Wednesday, June 29, 2016
Surgical management and adjuvant therapy for high risk melanoma....many questions...still waiting on answers!!!
Surgical Management and Adjuvant Therapy for High-Risk and Metastatic Melanoma. Akkooi, Atkins, Agarwala, Lorigan. Am Soc Clin Oncol Educ Book. 2016
Wide local excision is considered routine therapy after initial diagnosis of primary melanoma to reduce local recurrences, but it does not impact survival. Sentinel node staging is recommended for melanomas of intermediate thickness, but it has also not demonstrated any indisputable therapeutic effect on survival. The prognostic value of sentinel node staging has been long established and is therefore considered routine, especially in light of the eligibility criteria for adjuvant therapy (trials). Whether completion lymph node dissection after a positive sentinel node biopsy improves survival is the question of current trials. The MSLT-2 study is best powered to show a potential benefit, but it has not yet reported any data. Another study, the German DECOG study, presented at the 2015 American Society of Clinical Oncology (ASCO) Annual Meeting did not show any benefit but is criticized for the underpowered design and insufficient follow-up. There is no consensus on the use of adjuvant interferon in melanoma. This topic has been the focus of many studies with different regimens (low-, intermediate-, or high-dose and/or short- or long-term treatment). Adjuvant interferon has been shown to improve relapse-free survival but failed to improve overall survival. More recently, adjuvant ipilimumab has also demonstrated an improved relapse-free survival. Overall survival data have not yet been reported due to insufficient follow-up. Currently, studies are ongoing to analyze the use of adjuvant anti-PD-1 and molecular targeted therapies (vemurafenib, dabrafenib, and trametinib). In the absence of unambiguously positive approved agents, clinical trial participation remains a priority. This could change in the near future.
Here are the results of my Nivo/Opdivo study for 33 Stage IV, NED ratties: Cest moi! Results in my Nivo/Opdivo trial published!!
That trial started in 2010! Results were published in 2014. I realize folks are waiting to see what will happen to us...but come on, researcher peeps!!!! Let's get to tallying some more numbers and looking at what happens to us with no treatment as a comparator.

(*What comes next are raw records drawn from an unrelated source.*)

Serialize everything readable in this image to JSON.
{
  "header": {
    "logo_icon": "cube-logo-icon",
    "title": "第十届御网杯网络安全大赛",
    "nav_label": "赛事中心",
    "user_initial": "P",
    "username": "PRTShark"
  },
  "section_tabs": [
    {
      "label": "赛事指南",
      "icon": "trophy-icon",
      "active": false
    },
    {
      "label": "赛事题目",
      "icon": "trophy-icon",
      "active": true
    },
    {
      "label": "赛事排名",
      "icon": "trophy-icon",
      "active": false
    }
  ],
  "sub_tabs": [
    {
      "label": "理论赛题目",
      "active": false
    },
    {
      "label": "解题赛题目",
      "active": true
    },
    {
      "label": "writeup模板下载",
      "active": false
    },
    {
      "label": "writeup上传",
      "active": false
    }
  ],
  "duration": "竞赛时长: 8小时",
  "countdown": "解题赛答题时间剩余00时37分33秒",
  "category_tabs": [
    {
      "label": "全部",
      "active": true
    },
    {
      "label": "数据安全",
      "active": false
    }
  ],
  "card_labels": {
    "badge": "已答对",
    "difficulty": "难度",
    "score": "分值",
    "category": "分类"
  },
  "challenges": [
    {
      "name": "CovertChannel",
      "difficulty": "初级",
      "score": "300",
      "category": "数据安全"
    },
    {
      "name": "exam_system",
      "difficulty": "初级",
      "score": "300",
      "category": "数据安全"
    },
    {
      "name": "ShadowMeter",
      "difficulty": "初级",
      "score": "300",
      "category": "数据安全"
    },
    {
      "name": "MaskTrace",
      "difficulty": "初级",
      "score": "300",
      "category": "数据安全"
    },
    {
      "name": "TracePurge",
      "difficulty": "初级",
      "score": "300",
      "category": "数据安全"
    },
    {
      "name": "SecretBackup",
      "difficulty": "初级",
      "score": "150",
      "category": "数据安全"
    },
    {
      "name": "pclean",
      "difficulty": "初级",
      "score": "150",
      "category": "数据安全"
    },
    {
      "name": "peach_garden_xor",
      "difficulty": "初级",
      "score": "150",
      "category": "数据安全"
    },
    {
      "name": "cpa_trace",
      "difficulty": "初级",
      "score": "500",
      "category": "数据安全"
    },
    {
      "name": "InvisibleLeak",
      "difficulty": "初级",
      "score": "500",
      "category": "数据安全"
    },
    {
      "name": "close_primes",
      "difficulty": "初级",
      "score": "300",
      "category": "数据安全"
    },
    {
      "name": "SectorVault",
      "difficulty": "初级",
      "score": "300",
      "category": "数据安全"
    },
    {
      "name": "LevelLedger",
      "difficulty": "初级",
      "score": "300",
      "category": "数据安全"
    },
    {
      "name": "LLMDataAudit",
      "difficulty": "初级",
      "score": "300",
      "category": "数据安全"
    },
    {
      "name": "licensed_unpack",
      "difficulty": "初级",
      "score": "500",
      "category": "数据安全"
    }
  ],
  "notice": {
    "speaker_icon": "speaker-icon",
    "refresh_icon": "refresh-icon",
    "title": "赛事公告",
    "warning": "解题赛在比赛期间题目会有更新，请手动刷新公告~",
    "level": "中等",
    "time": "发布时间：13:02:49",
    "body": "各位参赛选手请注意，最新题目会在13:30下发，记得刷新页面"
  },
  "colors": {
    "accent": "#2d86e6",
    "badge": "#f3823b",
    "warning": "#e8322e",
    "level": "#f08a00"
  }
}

Plenty of folks need answers sooner rather than later!!! Hang in there, ratties!!! - c